Ever heard of the term “Microservices”? The term has gained tremendous popularity among new age developers, especially the ones working with containers. Well it actually is a form of software development scheme, designed specifically to comfort the independently deployable services, by breaking bigger and complex applications into smaller fragments which communicate over API. Managing and synchronizing all these information is quite complex in itself.
Google, IBM and Lyft have decided to help developers and DevOps professionals in protecting microservice-based applications. For this purpose, the trio is releasing a new platform, Istio, which is an open network, mostly for the container services, and which allows own to host your own deployable service. The network offers tools for load balancing, service-to-service authentication and monitoring, along with many other facilities.
All these functions could be performed without making any actual change to the existing application. It is so because Istio is based at the network level and utilizes proxy for intercepting all network communication between your microservices. For now, it is using the Envoy Proxy, which has been developed by Lyft, along with all its benefits.

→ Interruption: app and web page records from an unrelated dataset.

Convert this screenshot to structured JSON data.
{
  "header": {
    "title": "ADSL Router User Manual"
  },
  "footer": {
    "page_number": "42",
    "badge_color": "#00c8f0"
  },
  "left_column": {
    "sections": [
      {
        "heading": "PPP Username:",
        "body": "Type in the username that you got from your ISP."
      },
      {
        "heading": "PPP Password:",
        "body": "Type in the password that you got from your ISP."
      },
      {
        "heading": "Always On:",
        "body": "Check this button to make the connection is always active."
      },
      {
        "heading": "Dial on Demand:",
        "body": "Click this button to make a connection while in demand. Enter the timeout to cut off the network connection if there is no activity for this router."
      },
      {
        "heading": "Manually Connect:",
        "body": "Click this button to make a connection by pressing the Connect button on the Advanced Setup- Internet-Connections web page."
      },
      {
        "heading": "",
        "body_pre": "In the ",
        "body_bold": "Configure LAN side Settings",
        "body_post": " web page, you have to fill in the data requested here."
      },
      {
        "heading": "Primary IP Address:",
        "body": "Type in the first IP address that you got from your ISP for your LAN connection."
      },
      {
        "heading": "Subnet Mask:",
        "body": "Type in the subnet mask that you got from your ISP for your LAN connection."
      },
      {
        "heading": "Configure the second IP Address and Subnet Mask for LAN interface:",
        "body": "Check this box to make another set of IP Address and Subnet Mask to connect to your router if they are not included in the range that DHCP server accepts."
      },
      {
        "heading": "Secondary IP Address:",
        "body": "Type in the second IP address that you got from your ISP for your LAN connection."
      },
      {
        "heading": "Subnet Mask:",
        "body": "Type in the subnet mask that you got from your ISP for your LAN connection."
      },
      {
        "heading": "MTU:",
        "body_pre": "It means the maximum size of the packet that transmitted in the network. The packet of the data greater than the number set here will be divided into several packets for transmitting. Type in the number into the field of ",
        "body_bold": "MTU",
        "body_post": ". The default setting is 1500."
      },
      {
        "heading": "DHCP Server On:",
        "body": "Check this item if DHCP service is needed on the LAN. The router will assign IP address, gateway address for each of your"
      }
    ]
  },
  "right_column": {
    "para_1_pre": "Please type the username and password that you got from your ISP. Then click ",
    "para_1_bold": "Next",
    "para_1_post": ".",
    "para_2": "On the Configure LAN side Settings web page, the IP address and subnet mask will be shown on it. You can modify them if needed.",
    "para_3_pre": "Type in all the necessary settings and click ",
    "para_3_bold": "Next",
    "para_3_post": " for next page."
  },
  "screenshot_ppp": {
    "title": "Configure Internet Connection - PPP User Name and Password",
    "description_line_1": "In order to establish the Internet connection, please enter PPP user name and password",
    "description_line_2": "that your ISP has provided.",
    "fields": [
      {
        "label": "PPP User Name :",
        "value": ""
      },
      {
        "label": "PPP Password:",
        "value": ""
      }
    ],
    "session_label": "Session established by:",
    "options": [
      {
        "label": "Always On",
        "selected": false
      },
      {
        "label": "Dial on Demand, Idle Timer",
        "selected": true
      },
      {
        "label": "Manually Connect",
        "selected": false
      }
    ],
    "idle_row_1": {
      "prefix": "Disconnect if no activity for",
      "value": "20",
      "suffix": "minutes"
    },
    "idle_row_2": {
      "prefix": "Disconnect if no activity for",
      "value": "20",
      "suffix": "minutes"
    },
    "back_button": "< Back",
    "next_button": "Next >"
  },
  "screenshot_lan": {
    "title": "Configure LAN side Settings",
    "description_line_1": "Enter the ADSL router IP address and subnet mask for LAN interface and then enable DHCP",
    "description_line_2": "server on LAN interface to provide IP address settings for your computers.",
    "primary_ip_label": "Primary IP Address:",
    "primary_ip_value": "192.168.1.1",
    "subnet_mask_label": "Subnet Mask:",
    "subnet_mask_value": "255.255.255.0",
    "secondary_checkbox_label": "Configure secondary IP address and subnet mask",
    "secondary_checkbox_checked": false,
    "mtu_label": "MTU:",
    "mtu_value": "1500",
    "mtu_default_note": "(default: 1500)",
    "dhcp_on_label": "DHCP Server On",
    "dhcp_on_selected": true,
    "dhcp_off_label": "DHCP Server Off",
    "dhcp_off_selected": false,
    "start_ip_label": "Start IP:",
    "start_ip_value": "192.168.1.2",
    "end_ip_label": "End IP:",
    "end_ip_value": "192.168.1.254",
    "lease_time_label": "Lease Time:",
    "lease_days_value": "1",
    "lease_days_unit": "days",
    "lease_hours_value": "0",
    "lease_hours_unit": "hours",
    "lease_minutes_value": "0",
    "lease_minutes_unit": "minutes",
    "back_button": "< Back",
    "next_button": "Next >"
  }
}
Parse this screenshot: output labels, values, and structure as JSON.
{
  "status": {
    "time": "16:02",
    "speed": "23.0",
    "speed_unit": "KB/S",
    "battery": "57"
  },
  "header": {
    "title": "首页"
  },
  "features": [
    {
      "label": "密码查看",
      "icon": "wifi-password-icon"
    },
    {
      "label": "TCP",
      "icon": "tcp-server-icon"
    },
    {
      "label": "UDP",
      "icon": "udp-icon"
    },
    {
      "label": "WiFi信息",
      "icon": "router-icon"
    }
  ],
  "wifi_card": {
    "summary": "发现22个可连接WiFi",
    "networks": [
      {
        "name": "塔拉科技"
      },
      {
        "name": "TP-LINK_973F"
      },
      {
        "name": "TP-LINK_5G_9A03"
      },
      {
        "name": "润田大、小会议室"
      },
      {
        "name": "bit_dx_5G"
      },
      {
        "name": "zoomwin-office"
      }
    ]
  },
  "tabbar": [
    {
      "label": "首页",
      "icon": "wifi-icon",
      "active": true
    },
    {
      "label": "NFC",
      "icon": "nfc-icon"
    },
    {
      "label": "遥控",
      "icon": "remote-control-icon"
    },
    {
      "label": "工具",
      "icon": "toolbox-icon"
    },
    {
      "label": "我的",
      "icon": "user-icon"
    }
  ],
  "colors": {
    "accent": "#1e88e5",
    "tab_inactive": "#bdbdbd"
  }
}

Talking about the subject, the Isito team said;
As monolithic applications are decomposed into microservices, software teams have to worry about the challenges inherent in integrating services in distributed systems: they must account for service discovery, load balancing, fault tolerance, end-to-end monitoring, dynamic routing for feature experimentation, and perhaps most important of all, compliance and security. Inconsistent attempts at solving these challenges, cobbled together from libraries, scripts and Stack Overflow snippets leads to solutions that vary wildly across languages and runtimes, have poor observability characteristics and can often end up compromising security.
Istio will let its users authenticate any communication between all the applications using a TLS connection. With the help of Istio, developers may continue to monitor their service apart from load balancing, flow-control and providing security policies, which keep the work in progress despite faulty network connection.
Istio only supports Kubernetes container orchestration service for now, which is quite obvious citing the presence of Google, however, the plans are to incorporate other environments as well.